Fungal glutathione transferases as tools to explore the chemical diversity of Amazonian wood extractives T Perrot, mathieu Schwartz, F Saiag, G Salzet, S Dumarcay, F Favier, … ACS Sustainable Chemistry & Engineering
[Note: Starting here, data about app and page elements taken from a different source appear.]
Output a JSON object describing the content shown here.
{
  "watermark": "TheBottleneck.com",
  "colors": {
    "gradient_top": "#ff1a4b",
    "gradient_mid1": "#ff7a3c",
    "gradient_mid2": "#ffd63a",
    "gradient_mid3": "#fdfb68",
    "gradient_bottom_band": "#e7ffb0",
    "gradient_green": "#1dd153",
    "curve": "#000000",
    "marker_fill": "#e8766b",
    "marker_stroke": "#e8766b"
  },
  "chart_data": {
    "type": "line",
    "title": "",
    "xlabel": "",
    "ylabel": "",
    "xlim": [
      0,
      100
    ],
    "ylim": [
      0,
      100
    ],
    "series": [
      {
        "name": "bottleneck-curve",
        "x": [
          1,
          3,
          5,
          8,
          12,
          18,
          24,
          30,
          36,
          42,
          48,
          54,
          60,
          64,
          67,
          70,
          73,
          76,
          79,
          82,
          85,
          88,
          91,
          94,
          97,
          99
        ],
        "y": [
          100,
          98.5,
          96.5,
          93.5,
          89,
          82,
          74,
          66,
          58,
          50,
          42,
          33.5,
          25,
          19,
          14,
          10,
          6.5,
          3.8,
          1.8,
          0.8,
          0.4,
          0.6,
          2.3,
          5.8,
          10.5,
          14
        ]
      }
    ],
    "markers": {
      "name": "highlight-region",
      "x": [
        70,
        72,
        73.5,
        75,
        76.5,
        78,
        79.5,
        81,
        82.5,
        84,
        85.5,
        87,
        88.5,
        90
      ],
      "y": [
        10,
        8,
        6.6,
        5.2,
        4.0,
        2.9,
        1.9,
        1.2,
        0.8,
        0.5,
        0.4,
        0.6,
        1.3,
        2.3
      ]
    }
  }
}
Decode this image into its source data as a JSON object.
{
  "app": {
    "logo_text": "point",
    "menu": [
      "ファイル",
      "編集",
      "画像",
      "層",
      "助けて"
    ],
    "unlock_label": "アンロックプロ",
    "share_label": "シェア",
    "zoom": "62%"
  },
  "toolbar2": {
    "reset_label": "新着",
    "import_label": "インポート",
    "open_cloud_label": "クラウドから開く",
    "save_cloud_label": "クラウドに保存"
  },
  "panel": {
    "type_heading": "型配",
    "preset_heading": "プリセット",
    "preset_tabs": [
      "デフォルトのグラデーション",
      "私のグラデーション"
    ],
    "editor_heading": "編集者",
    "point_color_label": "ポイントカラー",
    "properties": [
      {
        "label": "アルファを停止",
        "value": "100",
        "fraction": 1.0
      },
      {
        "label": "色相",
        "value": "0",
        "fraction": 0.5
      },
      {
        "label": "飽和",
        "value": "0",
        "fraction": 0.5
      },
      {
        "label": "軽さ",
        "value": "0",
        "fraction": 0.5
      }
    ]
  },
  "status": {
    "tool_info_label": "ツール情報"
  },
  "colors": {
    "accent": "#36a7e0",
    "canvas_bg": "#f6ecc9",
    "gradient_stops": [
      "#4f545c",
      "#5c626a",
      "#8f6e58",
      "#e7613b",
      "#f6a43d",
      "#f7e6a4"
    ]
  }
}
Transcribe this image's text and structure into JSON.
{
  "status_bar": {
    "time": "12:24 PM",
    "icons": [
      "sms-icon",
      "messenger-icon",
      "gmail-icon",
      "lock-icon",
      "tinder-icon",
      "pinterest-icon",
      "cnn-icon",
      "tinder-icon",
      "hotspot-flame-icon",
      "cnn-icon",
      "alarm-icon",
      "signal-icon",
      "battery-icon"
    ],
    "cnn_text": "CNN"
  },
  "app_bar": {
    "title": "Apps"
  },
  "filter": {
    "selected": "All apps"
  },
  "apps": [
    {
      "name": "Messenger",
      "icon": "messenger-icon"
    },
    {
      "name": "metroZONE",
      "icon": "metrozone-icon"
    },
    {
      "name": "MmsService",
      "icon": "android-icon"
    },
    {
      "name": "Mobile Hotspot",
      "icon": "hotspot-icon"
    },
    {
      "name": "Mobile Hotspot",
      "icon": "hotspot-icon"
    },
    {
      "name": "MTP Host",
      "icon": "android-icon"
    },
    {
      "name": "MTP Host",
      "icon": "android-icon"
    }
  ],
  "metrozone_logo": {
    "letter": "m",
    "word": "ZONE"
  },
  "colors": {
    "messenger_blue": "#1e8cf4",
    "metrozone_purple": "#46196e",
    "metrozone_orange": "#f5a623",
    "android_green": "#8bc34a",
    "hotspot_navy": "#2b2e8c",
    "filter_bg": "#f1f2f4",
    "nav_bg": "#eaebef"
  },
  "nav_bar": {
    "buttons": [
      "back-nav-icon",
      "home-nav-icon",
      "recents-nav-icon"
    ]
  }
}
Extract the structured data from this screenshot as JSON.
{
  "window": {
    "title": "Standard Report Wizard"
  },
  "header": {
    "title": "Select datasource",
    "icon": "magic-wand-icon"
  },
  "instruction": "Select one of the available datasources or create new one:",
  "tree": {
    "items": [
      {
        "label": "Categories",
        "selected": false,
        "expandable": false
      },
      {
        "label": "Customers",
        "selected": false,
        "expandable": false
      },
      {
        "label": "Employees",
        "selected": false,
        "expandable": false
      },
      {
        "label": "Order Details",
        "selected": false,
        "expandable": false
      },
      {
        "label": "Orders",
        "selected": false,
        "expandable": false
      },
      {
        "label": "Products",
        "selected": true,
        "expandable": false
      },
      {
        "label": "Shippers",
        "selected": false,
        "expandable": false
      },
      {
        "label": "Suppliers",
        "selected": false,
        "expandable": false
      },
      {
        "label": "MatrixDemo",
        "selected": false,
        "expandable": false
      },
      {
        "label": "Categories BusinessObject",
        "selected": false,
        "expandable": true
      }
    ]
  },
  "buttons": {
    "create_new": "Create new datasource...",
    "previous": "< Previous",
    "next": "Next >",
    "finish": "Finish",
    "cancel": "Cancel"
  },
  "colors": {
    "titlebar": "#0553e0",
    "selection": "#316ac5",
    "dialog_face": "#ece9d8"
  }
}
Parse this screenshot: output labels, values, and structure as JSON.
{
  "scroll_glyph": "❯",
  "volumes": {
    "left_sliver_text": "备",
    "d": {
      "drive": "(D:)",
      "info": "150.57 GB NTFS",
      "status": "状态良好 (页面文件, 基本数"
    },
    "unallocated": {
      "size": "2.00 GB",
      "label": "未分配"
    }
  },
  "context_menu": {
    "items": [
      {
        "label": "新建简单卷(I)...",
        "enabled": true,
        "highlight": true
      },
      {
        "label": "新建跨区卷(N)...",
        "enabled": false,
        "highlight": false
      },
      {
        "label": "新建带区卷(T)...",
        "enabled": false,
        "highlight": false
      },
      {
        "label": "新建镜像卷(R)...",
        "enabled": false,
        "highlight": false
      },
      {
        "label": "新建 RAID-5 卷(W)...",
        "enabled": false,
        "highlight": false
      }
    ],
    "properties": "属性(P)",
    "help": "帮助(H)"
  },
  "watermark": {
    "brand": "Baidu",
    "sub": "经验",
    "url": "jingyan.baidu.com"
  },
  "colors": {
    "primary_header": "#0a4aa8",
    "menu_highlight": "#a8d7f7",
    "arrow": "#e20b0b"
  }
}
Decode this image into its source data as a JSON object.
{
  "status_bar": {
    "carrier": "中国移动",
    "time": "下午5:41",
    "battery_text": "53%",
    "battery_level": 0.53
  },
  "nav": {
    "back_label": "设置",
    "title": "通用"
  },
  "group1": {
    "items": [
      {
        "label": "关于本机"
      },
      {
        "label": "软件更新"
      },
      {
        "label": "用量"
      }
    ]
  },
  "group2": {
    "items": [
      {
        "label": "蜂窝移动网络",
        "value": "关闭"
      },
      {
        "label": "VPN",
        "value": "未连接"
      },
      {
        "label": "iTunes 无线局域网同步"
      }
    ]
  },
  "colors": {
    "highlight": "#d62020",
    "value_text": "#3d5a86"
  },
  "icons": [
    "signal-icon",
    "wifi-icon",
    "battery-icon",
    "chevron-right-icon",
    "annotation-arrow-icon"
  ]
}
The natural durability of wood is linked to its chemical composition and in particular the presence of metabolites called extractives that possess often chemical reactivity. To deal with these compounds, wood degraders have developed detoxification systems usually involving enzyme families. Among these enzymes, glutathione transferases (GSTs) are involved in the decrease of the reactivity of toxic compounds. In this study, the hypothesis that the detoxification systems of wood decaying fungi could be indicators of the chemical reactivity of wood extracts has been tested. This approach has been evaluated using thirty-two wood extracts coming from French Guiana species, testing their antimicrobial ability, their antioxidative properties and their reactivity against six GSTs from the white rot Trametes versicolor. From the obtained data, a significant correlation between the antimicrobial and antioxidative properties of the tested wood extracts and GSTs interaction was established. In addition, the chemical analysis performed on one of the most reactive extract (an acetonic extract of Bagassa guianensis) has demonstrated oxyresveratrol as a major constituent. We were able to co-crystallize one GST with this commercially interesting compound. Taken together, the presented data support the hypothesis that detoxifying enzymes could be used to identify presence of molecules of industrial interest in wood extracts.